FOR THE LAST TWO YEARS, Tony Campbell has been writing to President Joe Biden, pleading on behalf of Kentucky electric co-op consumer-members for the U.S. government to rethink policies that undermine the reliability and affordability of electric service.
In late December, when electric utilities across the country struggled to meet record demand triggered by sustained subzero temperatures, Campbell’s repeated warnings leapt off the page, now describing a real-world crisis.
In each of his six letters to the White House, Campbell, the president and CEO of East Kentucky Power Cooperative, which serves 16 member-owned cooperatives in the state, has stressed the life-or-death consequences of the U.S. prematurely shutting down traditional power plants while allocating hundreds of billions of taxpayer dollars to incentivize unreliable alternatives.
“The threat is that, without proper planning, our grid operators could find themselves without enough resources to serve power demand, leading to rolling blackouts,” Campbell warned in February 2021.

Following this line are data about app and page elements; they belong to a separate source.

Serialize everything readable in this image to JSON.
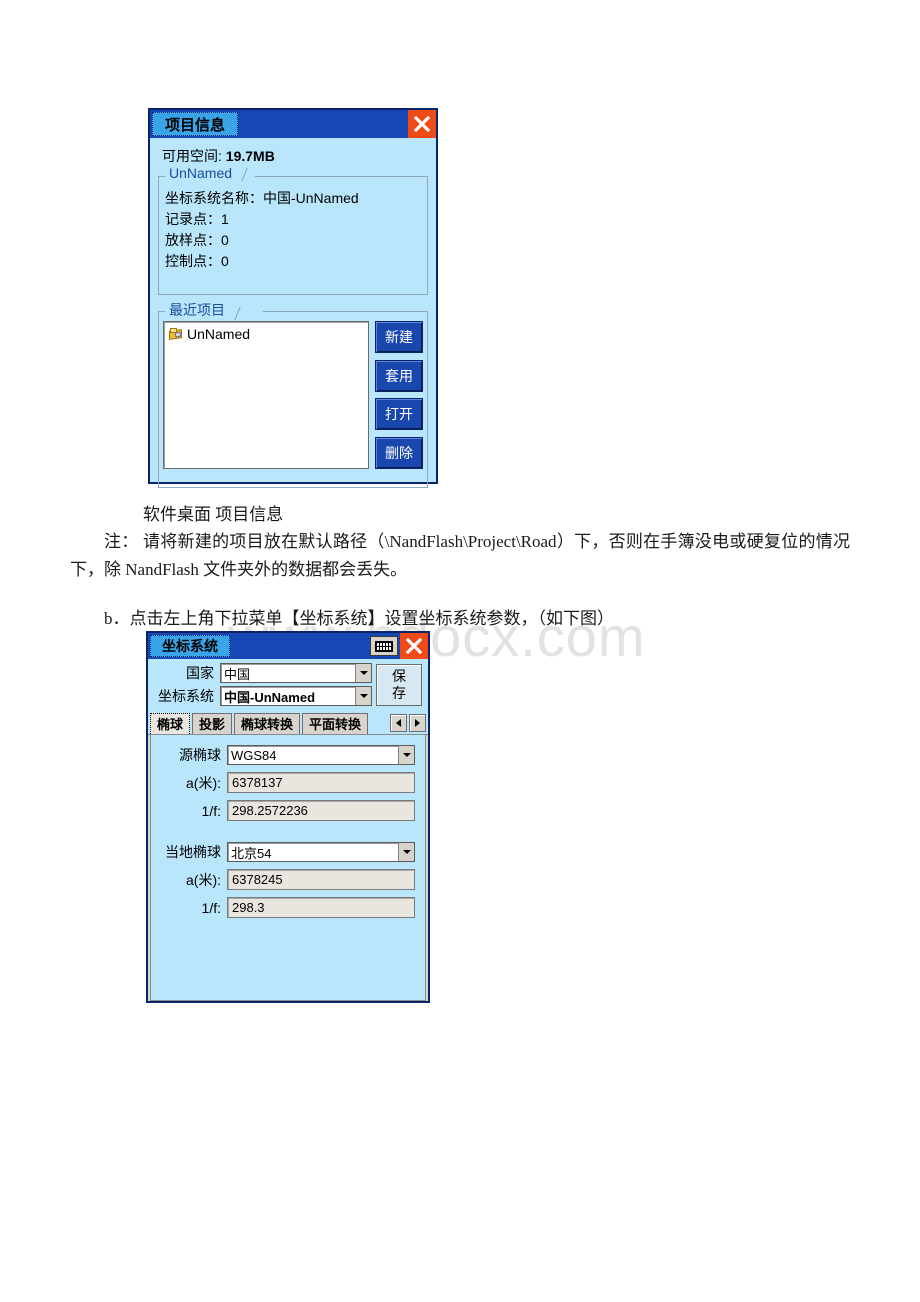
{
  "watermark": "www.bdocx.com",
  "project_dialog": {
    "title": "项目信息",
    "close_icon": "close-icon",
    "free_space_label": "可用空间:",
    "free_space_value": "19.7MB",
    "project_group": {
      "caption": "UnNamed",
      "lines": [
        "坐标系统名称：中国-UnNamed",
        "记录点：1",
        "放样点：0",
        "控制点：0"
      ]
    },
    "recent_group": {
      "caption": "最近项目",
      "items": [
        {
          "icon": "project-file-icon",
          "label": "UnNamed"
        }
      ],
      "buttons": [
        {
          "label": "新建"
        },
        {
          "label": "套用"
        },
        {
          "label": "打开"
        },
        {
          "label": "删除"
        }
      ]
    }
  },
  "doc": {
    "figure_caption": "软件桌面 项目信息",
    "note_paragraph": "注： 请将新建的项目放在默认路径（\\NandFlash\\Project\\Road）下，否则在手簿没电或硬复位的情况下，除 NandFlash 文件夹外的数据都会丢失。",
    "step_b_paragraph": "b．点击左上角下拉菜单【坐标系统】设置坐标系统参数，（如下图）"
  },
  "coord_dialog": {
    "title": "坐标系统",
    "sip_icon": "keyboard-icon",
    "close_icon": "close-icon",
    "country_label": "国家",
    "country_value": "中国",
    "system_label": "坐标系统",
    "system_value": "中国-UnNamed",
    "save_button_line1": "保",
    "save_button_line2": "存",
    "tabs": [
      {
        "label": "椭球",
        "active": true
      },
      {
        "label": "投影",
        "active": false
      },
      {
        "label": "椭球转换",
        "active": false
      },
      {
        "label": "平面转换",
        "active": false
      }
    ],
    "tab_prev_icon": "chevron-left-icon",
    "tab_next_icon": "chevron-right-icon",
    "ellipsoid_tab": {
      "source": {
        "label": "源椭球",
        "value": "WGS84",
        "a_label": "a(米):",
        "a_value": "6378137",
        "invf_label": "1/f:",
        "invf_value": "298.2572236"
      },
      "local": {
        "label": "当地椭球",
        "value": "北京54",
        "a_label": "a(米):",
        "a_value": "6378245",
        "invf_label": "1/f:",
        "invf_value": "298.3"
      }
    }
  },
  "colors": {
    "titlebar_blue": "#1747b4",
    "title_tab_blue": "#3aa4e8",
    "dialog_body": "#b9e6fa",
    "close_red": "#f04b16",
    "button_blue": "#1a47ad",
    "selection_blue": "#0a3fb0"
  }
}
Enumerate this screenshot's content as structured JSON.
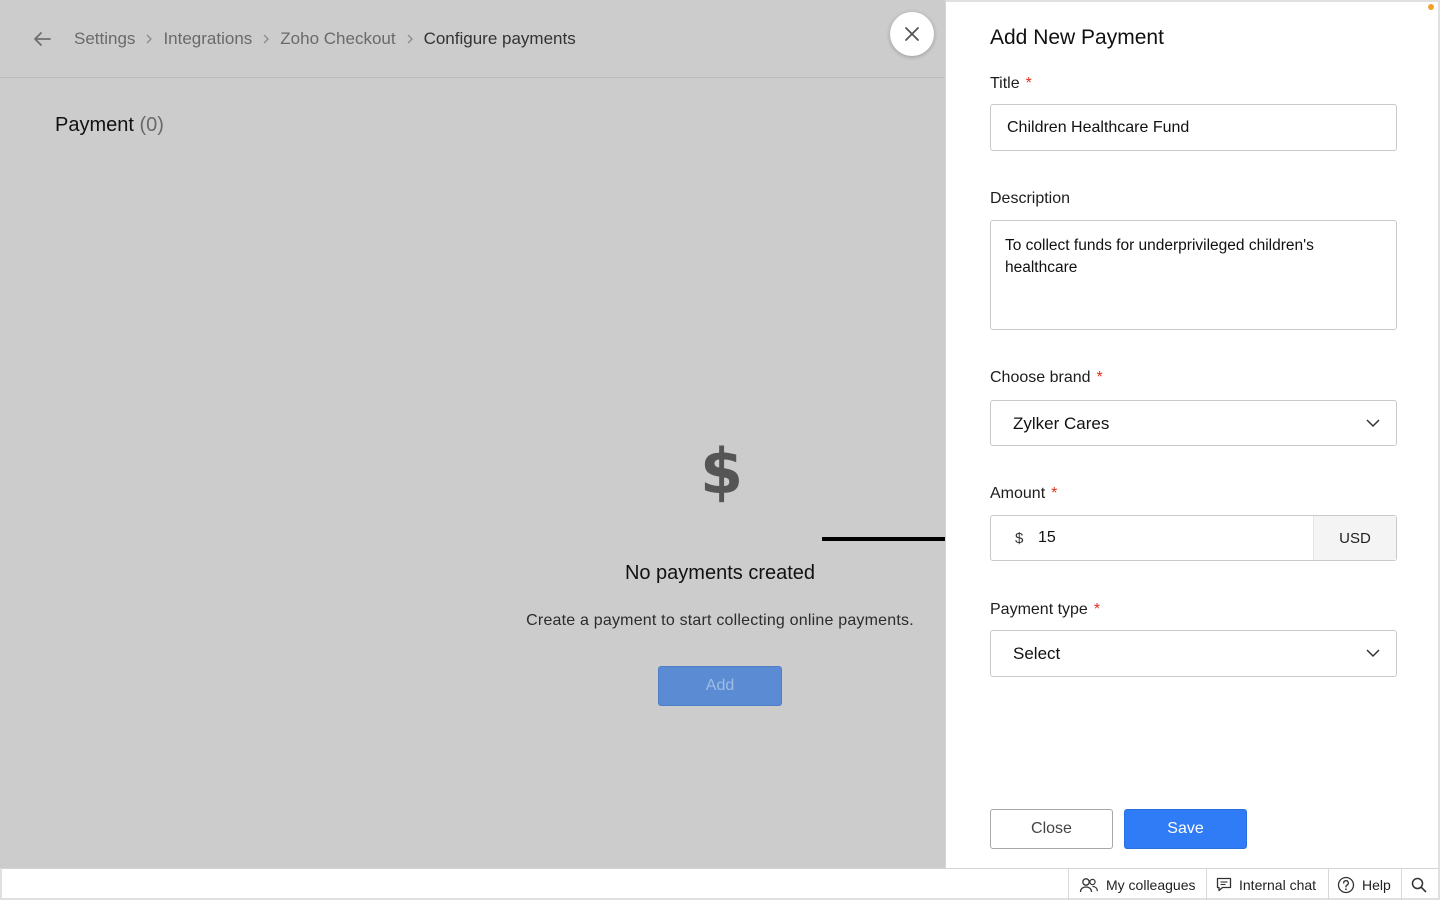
{
  "breadcrumb": {
    "items": [
      "Settings",
      "Integrations",
      "Zoho Checkout",
      "Configure payments"
    ]
  },
  "payment_section": {
    "heading": "Payment",
    "count": "(0)"
  },
  "empty_state": {
    "icon": "$",
    "title": "No payments created",
    "description": "Create a payment to start collecting online payments.",
    "add_label": "Add"
  },
  "panel": {
    "title": "Add New Payment",
    "title_field": {
      "label": "Title",
      "required_mark": "*",
      "value": "Children Healthcare Fund"
    },
    "description_field": {
      "label": "Description",
      "value": "To collect funds for underprivileged children's healthcare"
    },
    "brand_field": {
      "label": "Choose brand",
      "required_mark": "*",
      "value": "Zylker Cares"
    },
    "amount_field": {
      "label": "Amount",
      "required_mark": "*",
      "currency_symbol": "$",
      "value": "15",
      "currency": "USD"
    },
    "payment_type_field": {
      "label": "Payment type",
      "required_mark": "*",
      "value": "Select"
    },
    "close_label": "Close",
    "save_label": "Save"
  },
  "statusbar": {
    "colleagues_label": "My colleagues",
    "chat_label": "Internal chat",
    "help_label": "Help"
  },
  "icons": {
    "back": "arrow-left-icon",
    "separator": "chevron-right-icon",
    "close": "close-icon",
    "dropdown": "chevron-down-icon",
    "colleagues": "people-icon",
    "chat": "chat-icon",
    "help": "help-icon",
    "search": "search-icon"
  },
  "colors": {
    "overlay": "#cccccc",
    "primary": "#2f7cf6",
    "required": "#e0301e",
    "add_disabled": "#5b8bd2"
  }
}
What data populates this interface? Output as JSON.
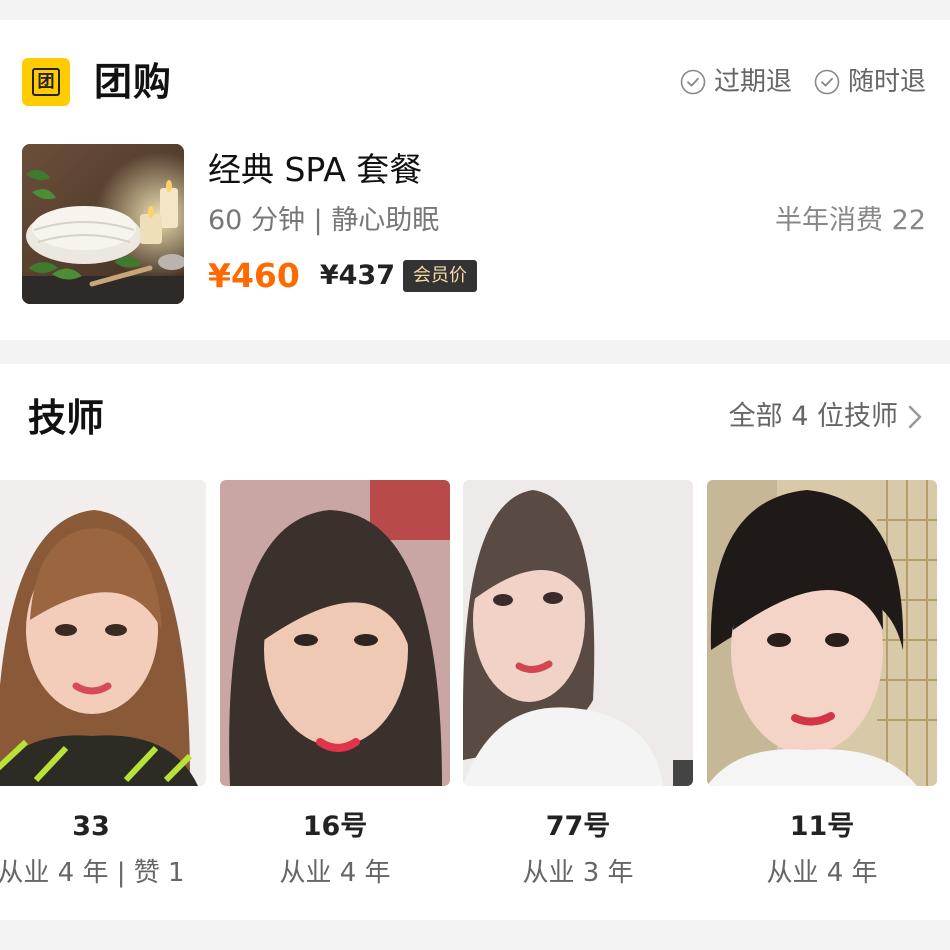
{
  "deal": {
    "logo_char": "团",
    "title": "团购",
    "guarantees": [
      "过期退",
      "随时退"
    ]
  },
  "product": {
    "name": "经典 SPA 套餐",
    "meta": "60 分钟 | 静心助眠",
    "sales": "半年消费 22",
    "price": "¥460",
    "member_price": "¥437",
    "member_label": "会员价"
  },
  "technicians": {
    "title": "技师",
    "all_link": "全部 4 位技师",
    "items": [
      {
        "number": "33",
        "experience": "从业 4 年 | 赞 1"
      },
      {
        "number": "16号",
        "experience": "从业 4 年"
      },
      {
        "number": "77号",
        "experience": "从业 3 年"
      },
      {
        "number": "11号",
        "experience": "从业 4 年"
      }
    ]
  },
  "colors": {
    "accent_yellow": "#ffcc00",
    "price_orange": "#ff6a00",
    "badge_dark": "#333333"
  },
  "icons": [
    "check-circle-icon",
    "chevron-right-icon"
  ]
}
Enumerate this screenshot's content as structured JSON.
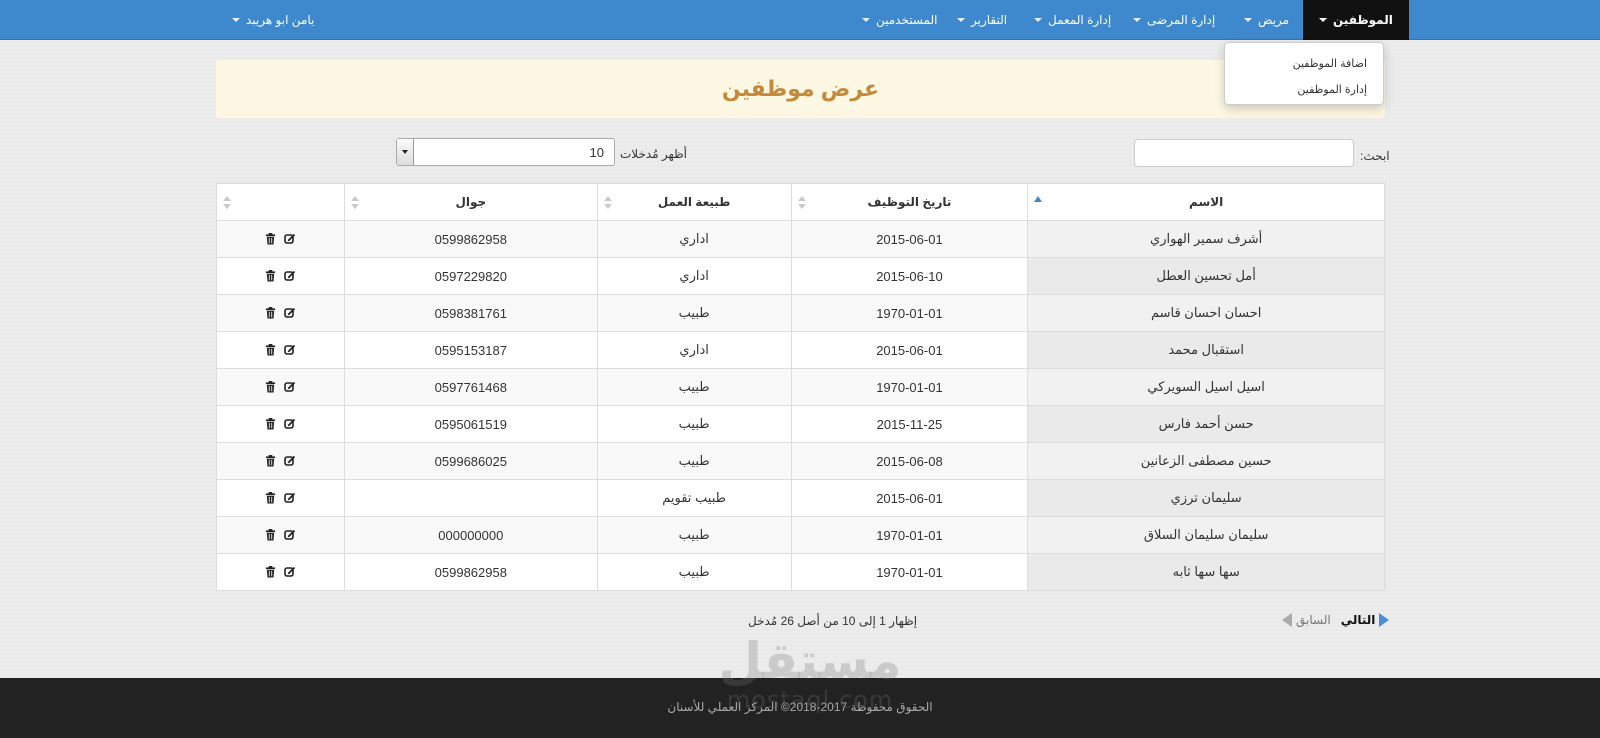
{
  "nav": {
    "items": [
      {
        "label": "الموظفين"
      },
      {
        "label": "مريض"
      },
      {
        "label": "إدارة المرضى"
      },
      {
        "label": "إدارة المعمل"
      },
      {
        "label": "التقارير"
      },
      {
        "label": "المستخدمين"
      }
    ],
    "user": "يامن ابو هريبد"
  },
  "dropdown": {
    "items": [
      "اضافة الموظفين",
      "إدارة الموظفين"
    ]
  },
  "page": {
    "title": "عرض موظفين"
  },
  "controls": {
    "search_label": "ابحث:",
    "search_value": "",
    "length_label": "أظهر مُدخلات",
    "length_value": "10"
  },
  "table": {
    "headers": {
      "name": "الاسم",
      "hire_date": "تاريخ التوظيف",
      "job_type": "طبيعة العمل",
      "mobile": "جوال",
      "actions": ""
    },
    "rows": [
      {
        "name": "أشرف سمير الهواري",
        "hire_date": "2015-06-01",
        "job_type": "اداري",
        "mobile": "0599862958"
      },
      {
        "name": "أمل تحسين العطل",
        "hire_date": "2015-06-10",
        "job_type": "اداري",
        "mobile": "0597229820"
      },
      {
        "name": "احسان احسان قاسم",
        "hire_date": "1970-01-01",
        "job_type": "طبيب",
        "mobile": "0598381761"
      },
      {
        "name": "استقبال محمد",
        "hire_date": "2015-06-01",
        "job_type": "اداري",
        "mobile": "0595153187"
      },
      {
        "name": "اسيل اسيل السويركي",
        "hire_date": "1970-01-01",
        "job_type": "طبيب",
        "mobile": "0597761468"
      },
      {
        "name": "حسن أحمد فارس",
        "hire_date": "2015-11-25",
        "job_type": "طبيب",
        "mobile": "0595061519"
      },
      {
        "name": "حسين مصطفى الزعانين",
        "hire_date": "2015-06-08",
        "job_type": "طبيب",
        "mobile": "0599686025"
      },
      {
        "name": "سليمان ترزي",
        "hire_date": "2015-06-01",
        "job_type": "طبيب تقويم",
        "mobile": ""
      },
      {
        "name": "سليمان سليمان السلاق",
        "hire_date": "1970-01-01",
        "job_type": "طبيب",
        "mobile": "000000000"
      },
      {
        "name": "سها سها ثابه",
        "hire_date": "1970-01-01",
        "job_type": "طبيب",
        "mobile": "0599862958"
      }
    ]
  },
  "info": {
    "text": "إظهار 1 إلى 10 من أصل 26 مُدخل"
  },
  "pagination": {
    "next": "التالي",
    "previous": "السابق"
  },
  "footer": {
    "text": "الحقوق محفوظة 2017-2018© المركز العملي للأسنان"
  },
  "watermark": {
    "arabic": "مستقل",
    "latin": "mostaql.com"
  },
  "colors": {
    "navbar": "#3e88cd",
    "active_nav": "#111111",
    "title": "#c48a3c",
    "header_bg": "#fcf8e3",
    "footer": "#222222"
  }
}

In late December, that’s exactly what happened. To prevent a catastrophic system failure that could have led to prolonged power outages, local power companies in more than a dozen states implemented emergency plans to reduce the energy load. Utilities asked account holders to cut back on unnecessary power use and some had to take the extraordinary step of creating short, temporary power outages.
Announcing a thorough review, the Tennessee Valley Authority, which serves five member-owned cooperatives in Kentucky, is pledging to share what they learn, “and—more importantly—the corrective actions we take in the weeks ahead to ensure we are prepared to manage significant events in the future.”
The renewables dilemma
Because electricity is generated at the same time it is used, the electric grid needs to be built to meet peak demand, such as during the extreme cold temperatures this past December.
Although solar panels and wind turbines generate electricity, they work only when the weather cooperates. Meanwhile, plants powered by coal, natural gas and nuclear, are “dispatchable,” meaning they can generally respond quickly to electricity demands. But the retirement of reliable coal and nuclear plants has forced utilities to rely heavily on natural gas to fill the gaps when wind and solar are not available. Meanwhile, the U.S. has not expanded its gas pipelines to keep pace with this growing reliance, and there is rising worldwide demand for U.S. natural gas, leading to extreme price swings along with declining reliability.
In his letters to the White House, Campbell politely corrects rampant misinformation that has been used to rush the transition to solar and wind resources.
“The rapid expansion of renewable capacity creates the façade that America has plenty of surplus energy for emergencies,” Campbell wrote President Biden in November 2021. “However, the U.S. is rapidly painting itself into a corner where there are few options to provide reliable, affordable energy when extreme situations arise.”
The 24/7 reliability of renewables depends on developing dependable, cost-effective utility-scale batteries that can be mass-produced, he wrote. Despite promising advances, that technology is years or perhaps decades away, Campbell said.
Consumers pay the bill
In addition to his White House letters, Campbell collaborates with Big Rivers Electric Corporation President and CEO Bob Berry on op-eds that speak up for Kentucky electric consumers. (Big Rivers Electric serves three member-owned Kentucky co-ops.) In July, they explained how Kentucky electric ratepayers are paying the price for policies that are driving coal and nuclear plants into retirement.
“The high costs they are experiencing are largely the result of years of unsound government energy policies, which have cut options to fuel reliable energy,” the co-op leaders wrote in July. “U.S. electricity producers have been forced to depend more on natural gas and must compete against foreign nations for our domestic natural gas supplies.”
Campbell hand-delivered five of the letters to Energy Secretary Jennifer Granholm when she visited EKPC’s 60-acre Cooperative Solar Farm in March.
Commited to advocating for local co-op consumer-members, he and Kentucky’s electric cooperatives are speaking up.
“I understand the importance of reducing carbon emissions to address the effects of climate change,” Campbell wrote. “But make no mistake, there will be disastrous consequences if we do so in a manner that continues to make the electric grid vulnerable to widespread outages during extreme temperatures and inflates the price of electricity, making it unaffordable for our most vulnerable populations—the poor and the elderly.”